What you will do: One number is the full answer: how many lines in the records contain the word "JSON"?
═══ Supplied material ═══
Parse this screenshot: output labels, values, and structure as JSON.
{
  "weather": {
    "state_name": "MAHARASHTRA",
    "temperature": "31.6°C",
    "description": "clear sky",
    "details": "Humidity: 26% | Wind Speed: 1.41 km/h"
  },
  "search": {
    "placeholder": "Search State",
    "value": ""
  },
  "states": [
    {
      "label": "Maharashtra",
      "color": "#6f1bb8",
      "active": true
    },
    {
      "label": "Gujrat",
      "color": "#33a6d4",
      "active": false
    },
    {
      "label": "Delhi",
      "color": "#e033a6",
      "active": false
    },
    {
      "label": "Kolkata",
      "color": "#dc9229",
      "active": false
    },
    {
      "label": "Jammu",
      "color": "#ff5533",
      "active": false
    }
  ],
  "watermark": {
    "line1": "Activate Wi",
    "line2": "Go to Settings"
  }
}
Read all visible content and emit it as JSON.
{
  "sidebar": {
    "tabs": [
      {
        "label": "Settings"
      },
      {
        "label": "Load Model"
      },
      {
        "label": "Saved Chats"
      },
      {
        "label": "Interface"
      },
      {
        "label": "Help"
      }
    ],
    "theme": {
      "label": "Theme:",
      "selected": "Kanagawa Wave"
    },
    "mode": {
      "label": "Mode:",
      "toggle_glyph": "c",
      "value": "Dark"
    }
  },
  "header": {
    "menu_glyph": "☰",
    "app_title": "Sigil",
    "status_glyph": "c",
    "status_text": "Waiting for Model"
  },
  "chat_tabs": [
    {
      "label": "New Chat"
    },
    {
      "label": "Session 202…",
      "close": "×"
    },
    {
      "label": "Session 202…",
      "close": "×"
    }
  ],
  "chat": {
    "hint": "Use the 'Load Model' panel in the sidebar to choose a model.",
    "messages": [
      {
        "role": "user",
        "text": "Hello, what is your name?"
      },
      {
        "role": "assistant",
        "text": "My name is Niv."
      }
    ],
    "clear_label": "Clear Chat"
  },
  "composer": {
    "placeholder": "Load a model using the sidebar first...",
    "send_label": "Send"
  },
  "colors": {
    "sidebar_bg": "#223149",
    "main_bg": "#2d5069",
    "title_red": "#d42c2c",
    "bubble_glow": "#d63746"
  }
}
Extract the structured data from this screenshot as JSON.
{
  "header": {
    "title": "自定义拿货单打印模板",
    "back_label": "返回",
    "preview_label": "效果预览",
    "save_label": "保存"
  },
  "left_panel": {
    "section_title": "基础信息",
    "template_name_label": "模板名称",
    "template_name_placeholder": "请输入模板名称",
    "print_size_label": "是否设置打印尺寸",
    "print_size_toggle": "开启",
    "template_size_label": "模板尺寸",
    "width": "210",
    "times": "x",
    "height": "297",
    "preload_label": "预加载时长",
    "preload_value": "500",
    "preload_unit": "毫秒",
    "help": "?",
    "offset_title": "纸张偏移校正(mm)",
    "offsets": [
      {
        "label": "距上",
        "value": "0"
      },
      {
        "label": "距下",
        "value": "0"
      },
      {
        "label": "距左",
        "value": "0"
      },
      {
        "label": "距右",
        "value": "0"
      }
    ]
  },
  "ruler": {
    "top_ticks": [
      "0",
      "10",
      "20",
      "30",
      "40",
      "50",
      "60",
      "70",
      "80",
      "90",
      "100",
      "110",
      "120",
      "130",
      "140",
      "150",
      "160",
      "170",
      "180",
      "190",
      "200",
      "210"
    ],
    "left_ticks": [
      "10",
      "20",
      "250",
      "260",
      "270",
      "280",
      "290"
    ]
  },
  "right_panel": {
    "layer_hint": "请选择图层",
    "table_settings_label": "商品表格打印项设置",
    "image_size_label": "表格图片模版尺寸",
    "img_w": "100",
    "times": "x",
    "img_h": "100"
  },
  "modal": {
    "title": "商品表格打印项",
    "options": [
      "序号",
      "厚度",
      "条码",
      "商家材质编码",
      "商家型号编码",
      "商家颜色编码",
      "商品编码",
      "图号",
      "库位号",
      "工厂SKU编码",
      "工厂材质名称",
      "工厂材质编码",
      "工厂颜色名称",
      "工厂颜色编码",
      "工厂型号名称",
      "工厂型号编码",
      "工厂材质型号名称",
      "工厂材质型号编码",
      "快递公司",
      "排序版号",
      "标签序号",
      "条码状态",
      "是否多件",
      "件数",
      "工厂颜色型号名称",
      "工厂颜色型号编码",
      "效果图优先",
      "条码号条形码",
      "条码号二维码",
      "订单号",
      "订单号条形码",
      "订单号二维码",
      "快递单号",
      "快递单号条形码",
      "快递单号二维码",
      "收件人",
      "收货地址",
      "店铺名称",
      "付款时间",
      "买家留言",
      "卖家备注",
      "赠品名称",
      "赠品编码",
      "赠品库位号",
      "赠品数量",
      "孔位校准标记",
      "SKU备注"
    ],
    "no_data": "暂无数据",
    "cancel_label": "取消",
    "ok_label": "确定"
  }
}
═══
Result below: 3